Warren, M P., et al. "Lack of Bone Accretion and Amenorrhea: Evidence for a Relative Osteopenia in Weight-bearing Bones." The Journal of Clinical Endocrinology and Metabolism, vol. 72, no. 4, 1991, pp. 847-53.
Warren MP, Brooks-Gunn J, Fox RP, et al. Lack of bone accretion and amenorrhea: evidence for a relative osteopenia in weight-bearing bones. J Clin Endocrinol Metab. 1991;72(4):847-53.
Warren, M. P., Brooks-Gunn, J., Fox, R. P., Lancelot, C., Newman, D., & Hamilton, W. G. (1991). Lack of bone accretion and amenorrhea: evidence for a relative osteopenia in weight-bearing bones. The Journal of Clinical Endocrinology and Metabolism, 72(4), 847-53.
Warren MP, et al. Lack of Bone Accretion and Amenorrhea: Evidence for a Relative Osteopenia in Weight-bearing Bones. J Clin Endocrinol Metab. 1991;72(4):847-53. PubMed PMID: 2005212.
* Article titles in AMA citation format should be in sentence-case
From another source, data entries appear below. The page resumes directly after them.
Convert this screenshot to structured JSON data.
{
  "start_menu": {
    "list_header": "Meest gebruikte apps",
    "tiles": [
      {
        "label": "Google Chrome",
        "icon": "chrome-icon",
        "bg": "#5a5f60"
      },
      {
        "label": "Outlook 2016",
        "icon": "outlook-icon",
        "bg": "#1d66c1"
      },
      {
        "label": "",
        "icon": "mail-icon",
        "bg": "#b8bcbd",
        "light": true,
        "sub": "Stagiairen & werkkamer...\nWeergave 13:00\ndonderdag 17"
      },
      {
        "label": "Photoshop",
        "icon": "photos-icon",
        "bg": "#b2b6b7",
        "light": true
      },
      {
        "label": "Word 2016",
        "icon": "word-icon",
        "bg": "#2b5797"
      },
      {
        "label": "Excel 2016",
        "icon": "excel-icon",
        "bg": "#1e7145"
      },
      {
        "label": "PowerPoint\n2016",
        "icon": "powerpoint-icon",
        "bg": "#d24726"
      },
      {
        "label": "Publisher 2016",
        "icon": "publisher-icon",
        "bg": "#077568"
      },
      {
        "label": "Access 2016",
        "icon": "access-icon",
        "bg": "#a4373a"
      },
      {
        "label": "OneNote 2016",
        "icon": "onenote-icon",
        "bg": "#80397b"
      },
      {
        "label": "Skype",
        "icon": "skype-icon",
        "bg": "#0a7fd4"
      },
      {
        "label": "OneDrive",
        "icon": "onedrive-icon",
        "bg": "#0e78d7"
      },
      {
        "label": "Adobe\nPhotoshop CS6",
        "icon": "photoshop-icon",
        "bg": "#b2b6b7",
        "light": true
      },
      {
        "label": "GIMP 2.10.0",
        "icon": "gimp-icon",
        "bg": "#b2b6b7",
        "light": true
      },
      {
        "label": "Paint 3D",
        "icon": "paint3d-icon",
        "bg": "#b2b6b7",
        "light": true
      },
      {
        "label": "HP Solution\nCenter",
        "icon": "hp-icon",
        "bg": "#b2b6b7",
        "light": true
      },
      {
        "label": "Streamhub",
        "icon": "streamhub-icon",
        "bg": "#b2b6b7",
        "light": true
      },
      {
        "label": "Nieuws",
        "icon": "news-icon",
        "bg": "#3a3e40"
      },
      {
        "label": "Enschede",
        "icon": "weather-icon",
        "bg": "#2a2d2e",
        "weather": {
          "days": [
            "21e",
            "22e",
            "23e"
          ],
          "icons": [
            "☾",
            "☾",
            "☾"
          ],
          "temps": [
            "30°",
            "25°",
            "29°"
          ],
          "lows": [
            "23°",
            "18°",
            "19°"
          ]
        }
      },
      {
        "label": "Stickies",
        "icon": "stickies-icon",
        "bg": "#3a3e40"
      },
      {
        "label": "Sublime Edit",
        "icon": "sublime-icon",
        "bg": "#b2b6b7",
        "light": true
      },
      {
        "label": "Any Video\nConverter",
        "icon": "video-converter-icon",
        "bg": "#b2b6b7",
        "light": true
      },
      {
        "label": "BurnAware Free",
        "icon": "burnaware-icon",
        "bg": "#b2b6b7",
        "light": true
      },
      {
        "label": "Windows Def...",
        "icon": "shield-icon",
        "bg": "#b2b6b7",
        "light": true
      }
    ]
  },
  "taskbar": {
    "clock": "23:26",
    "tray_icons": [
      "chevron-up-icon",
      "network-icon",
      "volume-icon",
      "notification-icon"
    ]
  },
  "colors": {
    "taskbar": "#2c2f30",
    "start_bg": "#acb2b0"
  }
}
TY - JOUR T1 - Lack of bone accretion and amenorrhea: evidence for a relative osteopenia in weight-bearing bones. AU - Warren,M P, AU - Brooks-Gunn,J, AU - Fox,R P, AU - Lancelot,C, AU - Newman,D, AU - Hamilton,W G, PY - 1991/4/1/pubmed PY - 1991/4/1/medline PY - 1991/4/1/entrez SP - 847 EP - 53 JF - The Journal of clinical endocrinology and metabolism JO - J Clin Endocrinol Metab VL - 72 IS - 4 N2 - Bone mineral density (BMD) was studied in young exercising amenorrheic girls to determine if density was compromised and the change related to injury. Ninety-eight volunteers (professional ballet dancers and controls) were studied in a cross-sectional study. Dancers and controls were further subdivided into normally cycling and amenorrheic subjects. Amenorrhea significantly lowered bone density of the spine (P less than 0.0001), wrist (P less than 0.03), and metatarsal (P less than 0.01); effects on the wrist were eliminated by controlling for age while controlling for weight eliminated all effects of amenorrhea at three sites. BMD of the metatarsal, a weight-bearing bone, showed an interaction between amenorrhea and dancing (exercising) P less than 0.035); surprisingly, dancing was associated with a further lowering of bone density. This interaction was eliminated when controlling for age, but not when controlling for weight. With multiple comparisons of the groups, spine, wrist, and metatarsal bone density was significantly lower in amenorrheic dancers when compared to normal dancers (P less than 0.05), even when controlling for age and weight in the metatarsal (P less than 0.05), and age in the spine (P less than 0.05). Estradiol levels correlated with bone density of both the wrist and the spine (r = 0.25, r = 0.23, P less than 0.02). Metatarsal density correlated with estradiol levels only in the dancers (r = 0.34, P less than 0.02). The only variable found to correlate with the occurrence of stress fractures was age of menarche. This was also the only variable of 9 (BMD of the wrist, spine or foot, calories ingested and expended, amount of calcium ingested, involvement in high energy activity, age of menarche or presence of amenorrhea) to predict stress fractures. Thus, BMD is significantly affected by the presence of amenorrhea but the effects are generally weight dependent. The compensatory increase in bone density generally seen in stressed bones, such as the metatarsal in ballet dancers, is deficient in amenorrheic premenopausal women even when controlling for weight but this effect may be age and estrogen dependent. Bone mass may not accumulate in the same manner in adolescents as in the mature women, thus putting them at risk for injury. SN - 0021-972X UR - https://www.unboundmedicine.com/medline/citation/2005212/Lack_of_bone_accretion_and_amenorrhea:_evidence_for_a_relative_osteopenia_in_weight_bearing_bones_ L2 - https://academic.oup.com/jcem/article-lookup/doi/10.1210/jcem-72-4-847 DB - PRIME DP - Unbound Medicine ER -